#### [What this task involves]
Each line in the entries below that holds the word "Resistances" belongs in the answer.

#### [Input records]
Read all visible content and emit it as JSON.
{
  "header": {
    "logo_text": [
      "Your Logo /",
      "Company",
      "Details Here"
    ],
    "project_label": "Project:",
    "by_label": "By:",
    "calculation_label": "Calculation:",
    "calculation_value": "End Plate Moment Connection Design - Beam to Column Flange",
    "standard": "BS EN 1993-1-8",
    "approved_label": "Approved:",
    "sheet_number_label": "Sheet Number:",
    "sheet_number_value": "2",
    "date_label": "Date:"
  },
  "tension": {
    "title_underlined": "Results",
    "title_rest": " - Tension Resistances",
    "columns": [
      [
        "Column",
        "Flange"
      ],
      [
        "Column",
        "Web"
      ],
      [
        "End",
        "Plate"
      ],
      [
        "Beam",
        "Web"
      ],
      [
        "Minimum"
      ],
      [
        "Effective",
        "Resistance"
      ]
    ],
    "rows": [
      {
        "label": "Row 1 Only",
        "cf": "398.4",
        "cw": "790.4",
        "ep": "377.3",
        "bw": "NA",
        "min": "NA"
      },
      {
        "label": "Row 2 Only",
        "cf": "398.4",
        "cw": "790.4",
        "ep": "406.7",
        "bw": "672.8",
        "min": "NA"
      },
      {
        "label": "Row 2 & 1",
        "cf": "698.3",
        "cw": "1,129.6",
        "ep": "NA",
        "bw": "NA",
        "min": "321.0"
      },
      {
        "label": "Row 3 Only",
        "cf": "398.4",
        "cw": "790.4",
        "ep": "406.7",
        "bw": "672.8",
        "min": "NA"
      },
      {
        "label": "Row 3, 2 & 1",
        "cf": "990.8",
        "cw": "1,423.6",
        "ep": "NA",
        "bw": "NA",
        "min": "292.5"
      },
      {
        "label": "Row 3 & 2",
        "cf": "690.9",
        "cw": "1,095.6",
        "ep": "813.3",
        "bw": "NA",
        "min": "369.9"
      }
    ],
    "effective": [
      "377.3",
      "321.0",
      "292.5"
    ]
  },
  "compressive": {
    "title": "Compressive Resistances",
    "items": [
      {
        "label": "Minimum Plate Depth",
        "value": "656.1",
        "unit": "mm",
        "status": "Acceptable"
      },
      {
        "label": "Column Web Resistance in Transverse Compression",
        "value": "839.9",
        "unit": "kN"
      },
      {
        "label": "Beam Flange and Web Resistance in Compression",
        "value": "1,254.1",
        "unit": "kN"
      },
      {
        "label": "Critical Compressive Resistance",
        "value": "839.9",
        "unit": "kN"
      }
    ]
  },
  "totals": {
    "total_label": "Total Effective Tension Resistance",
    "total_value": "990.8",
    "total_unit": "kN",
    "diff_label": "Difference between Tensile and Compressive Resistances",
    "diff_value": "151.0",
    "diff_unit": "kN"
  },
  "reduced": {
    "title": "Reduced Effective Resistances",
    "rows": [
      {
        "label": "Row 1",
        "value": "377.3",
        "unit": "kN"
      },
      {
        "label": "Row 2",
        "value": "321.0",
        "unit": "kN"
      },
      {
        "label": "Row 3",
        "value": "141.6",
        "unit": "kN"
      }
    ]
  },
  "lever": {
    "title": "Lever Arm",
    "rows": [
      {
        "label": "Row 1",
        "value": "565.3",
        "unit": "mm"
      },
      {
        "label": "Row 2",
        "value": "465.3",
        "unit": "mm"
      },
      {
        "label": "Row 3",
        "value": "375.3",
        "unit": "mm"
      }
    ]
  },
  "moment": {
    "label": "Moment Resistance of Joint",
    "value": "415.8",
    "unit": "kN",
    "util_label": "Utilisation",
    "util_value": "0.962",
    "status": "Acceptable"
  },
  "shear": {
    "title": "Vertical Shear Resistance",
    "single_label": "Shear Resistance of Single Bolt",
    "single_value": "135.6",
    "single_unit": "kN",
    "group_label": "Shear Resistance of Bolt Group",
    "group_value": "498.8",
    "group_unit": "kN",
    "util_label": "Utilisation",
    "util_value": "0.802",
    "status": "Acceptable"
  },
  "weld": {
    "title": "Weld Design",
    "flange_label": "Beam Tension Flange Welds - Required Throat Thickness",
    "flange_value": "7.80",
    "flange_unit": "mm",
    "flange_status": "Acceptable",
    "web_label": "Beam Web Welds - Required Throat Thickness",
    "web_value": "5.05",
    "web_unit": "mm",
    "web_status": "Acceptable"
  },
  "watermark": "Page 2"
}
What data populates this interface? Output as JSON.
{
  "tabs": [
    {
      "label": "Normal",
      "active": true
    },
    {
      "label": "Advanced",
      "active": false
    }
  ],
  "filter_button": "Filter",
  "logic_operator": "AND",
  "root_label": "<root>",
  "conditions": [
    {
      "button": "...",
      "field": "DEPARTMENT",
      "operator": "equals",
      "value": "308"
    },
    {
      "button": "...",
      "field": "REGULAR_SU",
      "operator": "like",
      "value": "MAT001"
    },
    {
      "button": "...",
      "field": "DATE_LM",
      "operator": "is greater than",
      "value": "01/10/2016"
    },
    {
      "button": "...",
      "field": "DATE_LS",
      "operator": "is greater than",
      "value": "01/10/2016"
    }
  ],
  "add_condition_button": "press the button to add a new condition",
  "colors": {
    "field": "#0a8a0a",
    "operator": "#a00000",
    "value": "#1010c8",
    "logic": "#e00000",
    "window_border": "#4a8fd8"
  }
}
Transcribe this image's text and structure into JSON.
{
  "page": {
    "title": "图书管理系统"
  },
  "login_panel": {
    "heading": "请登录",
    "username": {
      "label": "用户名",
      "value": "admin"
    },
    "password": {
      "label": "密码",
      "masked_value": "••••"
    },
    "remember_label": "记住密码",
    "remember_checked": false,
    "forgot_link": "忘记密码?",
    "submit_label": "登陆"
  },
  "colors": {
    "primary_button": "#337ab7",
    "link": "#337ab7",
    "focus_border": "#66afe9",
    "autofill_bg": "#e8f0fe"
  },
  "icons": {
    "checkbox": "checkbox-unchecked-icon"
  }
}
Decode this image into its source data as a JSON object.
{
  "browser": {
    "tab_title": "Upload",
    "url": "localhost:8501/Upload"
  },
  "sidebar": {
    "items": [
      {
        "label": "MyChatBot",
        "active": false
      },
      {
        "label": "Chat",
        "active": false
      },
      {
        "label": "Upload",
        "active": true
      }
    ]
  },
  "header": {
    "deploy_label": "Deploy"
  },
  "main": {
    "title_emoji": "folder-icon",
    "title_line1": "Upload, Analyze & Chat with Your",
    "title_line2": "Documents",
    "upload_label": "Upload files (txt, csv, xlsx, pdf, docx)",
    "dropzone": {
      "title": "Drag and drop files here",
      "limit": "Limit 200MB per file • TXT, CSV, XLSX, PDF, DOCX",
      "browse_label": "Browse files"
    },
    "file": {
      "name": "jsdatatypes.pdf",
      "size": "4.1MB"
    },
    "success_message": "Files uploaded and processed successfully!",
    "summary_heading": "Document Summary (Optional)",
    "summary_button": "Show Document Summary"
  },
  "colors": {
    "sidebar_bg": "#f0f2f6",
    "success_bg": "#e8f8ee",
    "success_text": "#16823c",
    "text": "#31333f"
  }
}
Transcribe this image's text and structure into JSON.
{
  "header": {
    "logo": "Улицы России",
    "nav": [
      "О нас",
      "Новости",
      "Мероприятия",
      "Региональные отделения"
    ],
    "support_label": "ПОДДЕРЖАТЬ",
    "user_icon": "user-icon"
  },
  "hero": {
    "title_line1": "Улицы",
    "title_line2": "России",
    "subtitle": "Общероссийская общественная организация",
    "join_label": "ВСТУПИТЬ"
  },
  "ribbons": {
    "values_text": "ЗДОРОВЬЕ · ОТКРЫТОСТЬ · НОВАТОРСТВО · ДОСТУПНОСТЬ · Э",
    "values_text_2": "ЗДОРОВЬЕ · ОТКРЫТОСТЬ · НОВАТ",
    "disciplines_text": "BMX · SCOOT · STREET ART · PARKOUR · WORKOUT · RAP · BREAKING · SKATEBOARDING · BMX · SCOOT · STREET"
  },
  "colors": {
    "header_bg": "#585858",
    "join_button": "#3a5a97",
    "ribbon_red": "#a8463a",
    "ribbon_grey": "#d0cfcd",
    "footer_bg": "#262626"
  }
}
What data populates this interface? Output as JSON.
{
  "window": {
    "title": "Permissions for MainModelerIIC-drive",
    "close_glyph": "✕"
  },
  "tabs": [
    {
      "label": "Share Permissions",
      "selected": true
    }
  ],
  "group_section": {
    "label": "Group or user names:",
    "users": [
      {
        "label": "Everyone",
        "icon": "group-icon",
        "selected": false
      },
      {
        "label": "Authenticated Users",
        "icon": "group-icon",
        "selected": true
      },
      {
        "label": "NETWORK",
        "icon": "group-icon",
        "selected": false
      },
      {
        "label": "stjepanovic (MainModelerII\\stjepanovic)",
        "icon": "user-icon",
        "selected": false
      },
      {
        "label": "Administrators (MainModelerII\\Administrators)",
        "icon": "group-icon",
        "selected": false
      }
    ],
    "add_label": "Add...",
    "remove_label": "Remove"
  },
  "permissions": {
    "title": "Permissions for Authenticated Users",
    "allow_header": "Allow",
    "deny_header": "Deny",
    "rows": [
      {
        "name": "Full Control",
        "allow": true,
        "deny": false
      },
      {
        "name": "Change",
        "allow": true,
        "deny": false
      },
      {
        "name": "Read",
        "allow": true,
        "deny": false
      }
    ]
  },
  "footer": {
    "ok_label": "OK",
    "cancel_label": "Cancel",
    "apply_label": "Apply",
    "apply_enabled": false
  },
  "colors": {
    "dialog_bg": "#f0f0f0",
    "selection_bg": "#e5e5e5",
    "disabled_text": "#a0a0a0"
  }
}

#### [Expected answer]
    "title_rest": " - Tension Resistances",
    "title": "Compressive Resistances",
    "diff_label": "Difference between Tensile and Compressive Resistances",
    "title": "Reduced Effective Resistances",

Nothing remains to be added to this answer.